The 2 Secrets here are #1 Demythologize the Activity & #2 Make It Play. Nothing demythologizes better than hunkering the butt down onto the floor. Fooling around with cards is the play part. Trust me. It works.

Find many more very practical writing exercises in No More Rejections: 50 Secrets to Writing a Manuscript that Sells. Reviews posted at For an autographed copy send $10 (postage & handling) to Alice Orr Seminars, P.O. Box 6224, Long Island City NY 11106.

Tuesday, May 7, 2013

My Only Memoir Writing Workshop This Year

Memoir Writing Workshop with Alice Orr

Women’s Voices for (a) Change Conference
June 20-23 at Skidmore College
Saratoga Springs NY

Bring Your Real Life Story to Life on the Page

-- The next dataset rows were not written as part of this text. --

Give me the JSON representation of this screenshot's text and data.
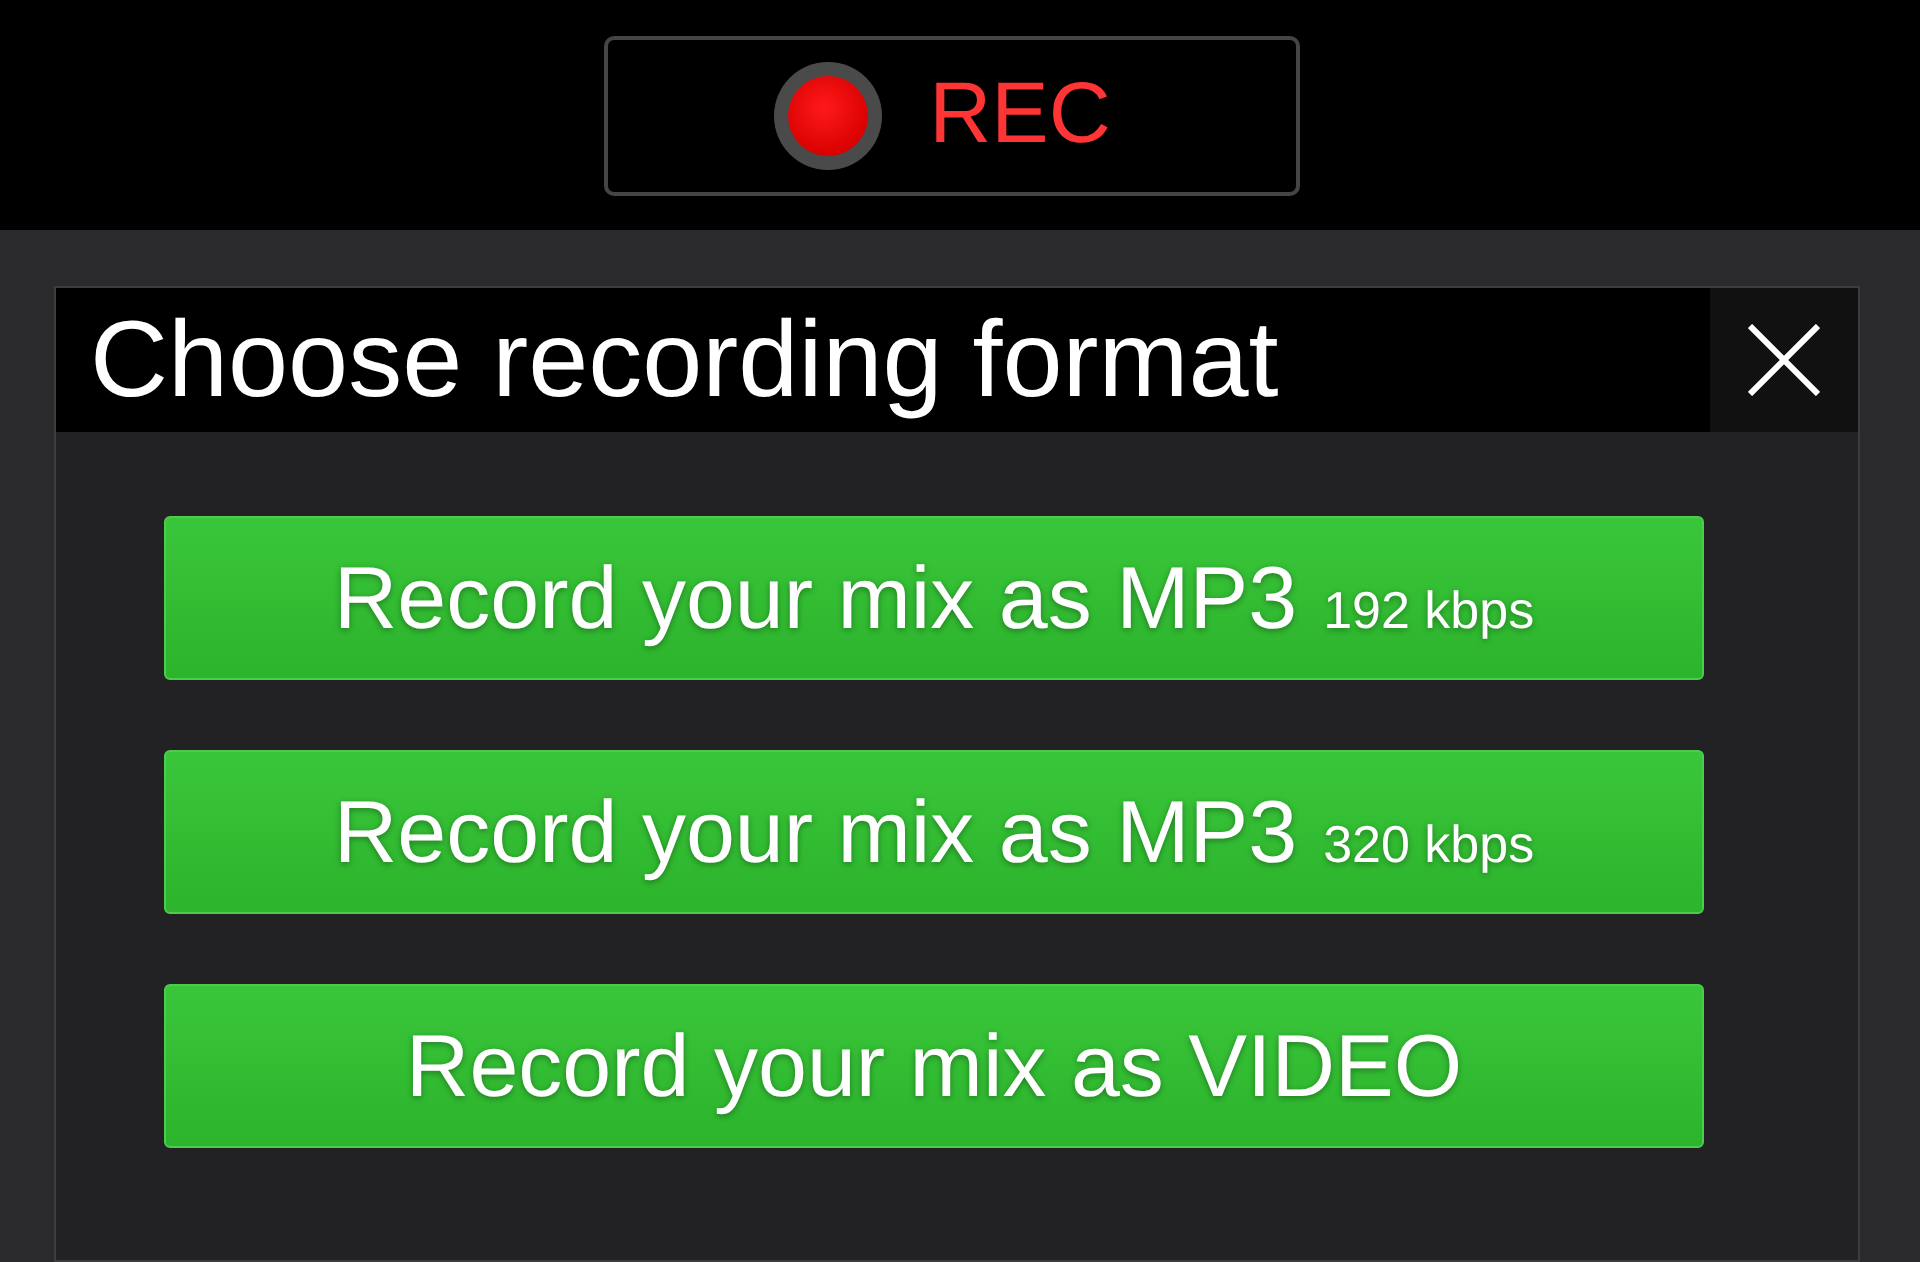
{
  "rec_button": {
    "label": "REC"
  },
  "dialog": {
    "title": "Choose recording format",
    "options": [
      {
        "label": "Record your mix as MP3",
        "detail": "192 kbps"
      },
      {
        "label": "Record your mix as MP3",
        "detail": "320 kbps"
      },
      {
        "label": "Record your mix as VIDEO"
      }
    ]
  }
}
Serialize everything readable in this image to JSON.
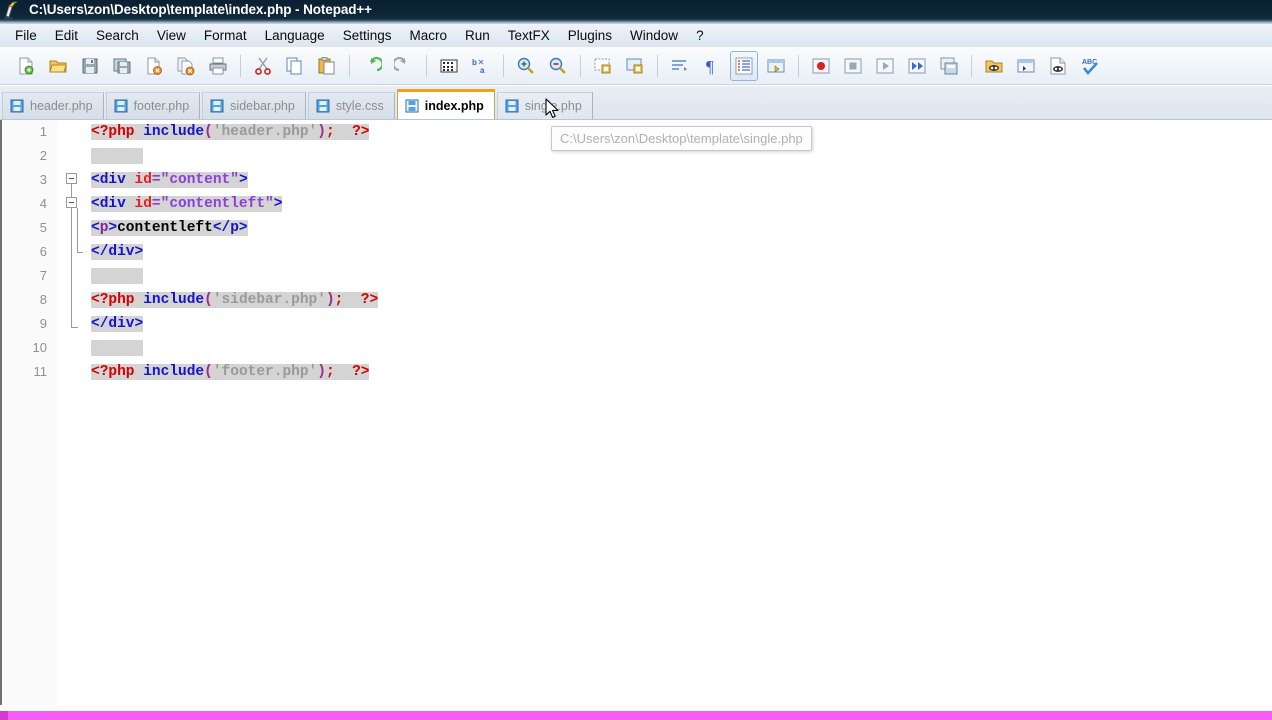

In this workshop you will tell your personal story. You will Re-member the pieces of that story, Dis-cover those powerful chapters at the center of your heart, Ex-cavate your truths from that deep place and give them voice. Your real life story is a joy and a revelation. Alice guides and inspires you toward that story. She teaches you to tell your story as it deserves to be told.

Alice Orr is a former book editor and literary agent, published in fiction and nonfiction including No More Rejections: 50 Secrets to Writing A Manuscript That Sells. Alice lectures nationally on storytelling & memoir – how to write and market both. Here is what her memoir workshop students have to say.

From Alice’s West Coast Memoir Writing Workshops
“Alice is a fabulous presenter and brings to the table a rich array of knowledge. 5-Star!’
“You opened me up to me and to my story.”
“This has been transforming.”

From Alice’s East Coast Memoir Writing Workshops
“I learned how to pressure the coal of my life to find the diamond.”
“I felt I didn’t have the courage to write my story. Today I discovered I do.”
“This will impact my writing life profoundly!!! The level of deep emotional content was awesome. Thank you.”

We are each of us butterflies with a single wing
until we become whole by embracing ourselves.

Or call (206) 714-2843 to find out more.

Go to to register ASAP.
Registration Closes May 15th